Hoffman, Barbara. “Non-Fiction: Crazy Salad.” Best Sellers 35 (September, 1975): 171. Compares Crazy Salad to comic writer Jean Kerr’s Penny Candy (1970), and gives Ephron credit for going beyond wit to find truth even behind the myth of feminism.

Jackson, Marni. “A Witty Woman’s Revenge.” Maclean’s 96 (May 9, 1983): 62. This article calls Ephron’s novel a roman à clef about her betrayal by Bernstein, yet asserts that Ephron refuses to show much malice, which is commendable under the circumstances.

Kent, Rosemary. “Nora Ephron’s Heartburn.” Harper’s Bazaar 116 (May, 1983): 30, 40. A very complimentary analysis of Heartburn that reveals the true identities of its leading characters while praising Ephron’s use of “laughter as her best (antacid) medicine” for marital heartburn. Carl Bernstein’s real-life affair was with Margaret Jay, daughter of former Prime Minister James Callaghan and wife of former British Ambassador Peter Jay. Rachel’s therapist is based on Dr. Mildred Newman, the coauthor of How to Be Your Own Best Friend (1971).

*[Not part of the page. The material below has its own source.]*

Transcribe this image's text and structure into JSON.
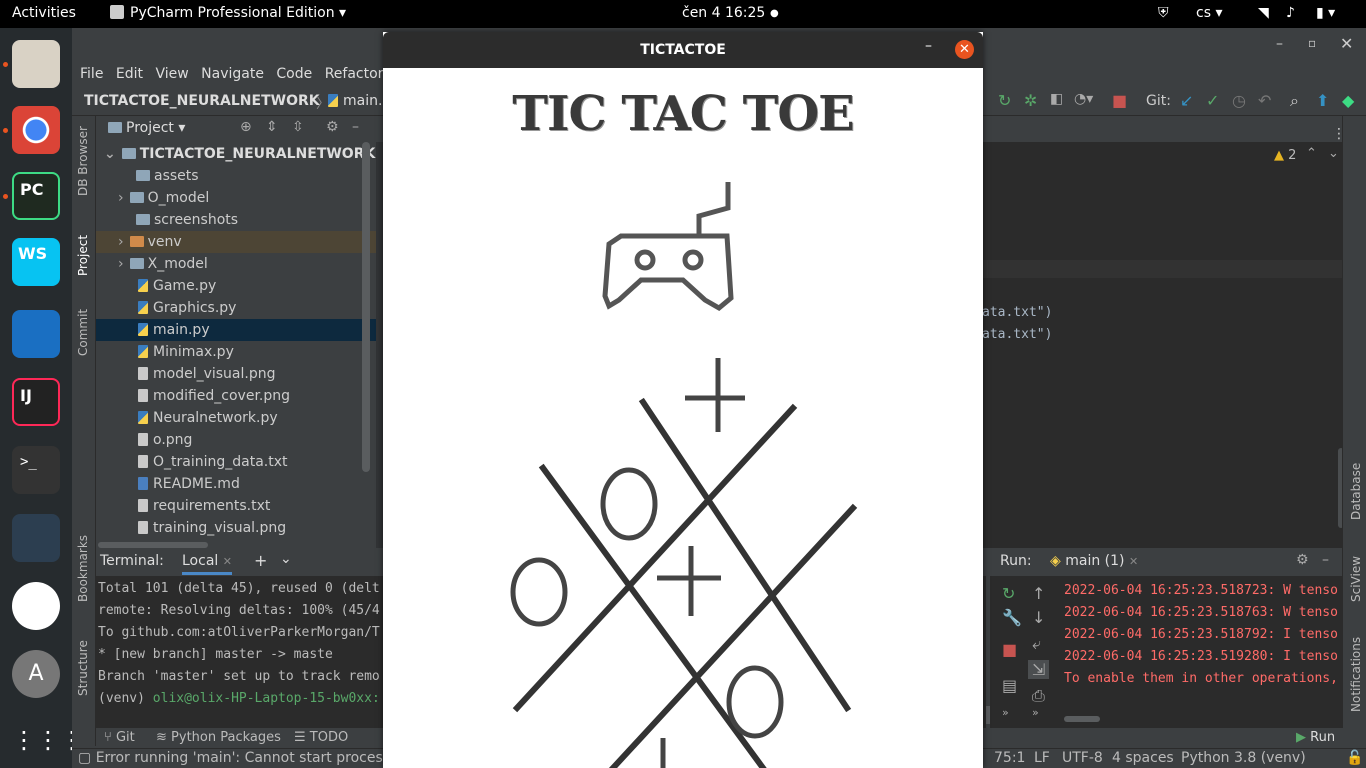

Koenig, Rhoda. “Yakety Yak (Don’t Talk Back).” New York 16 (May 9, 1983): 78-81. Koenig dismisses the confessional strategy of Heartburn as lacking substantive content or graceful style, and she calls the novel flippant and hostile. Also argues that Ephron’s plotting is unbelievable and that she dictates character traits rather than showing them in the actions of the characters.

Kriegel, Harriet. “Books: Crazy Salad.” Commonweal 103 (June 18, 1976): 412-413. Complains about Ephron’s belief that beautiful or big-breasted women have no right to complain about America’s sexist society. Kriegel is disturbed by what she calls Ephron’s “feminine self-hatred.”


Critical Essays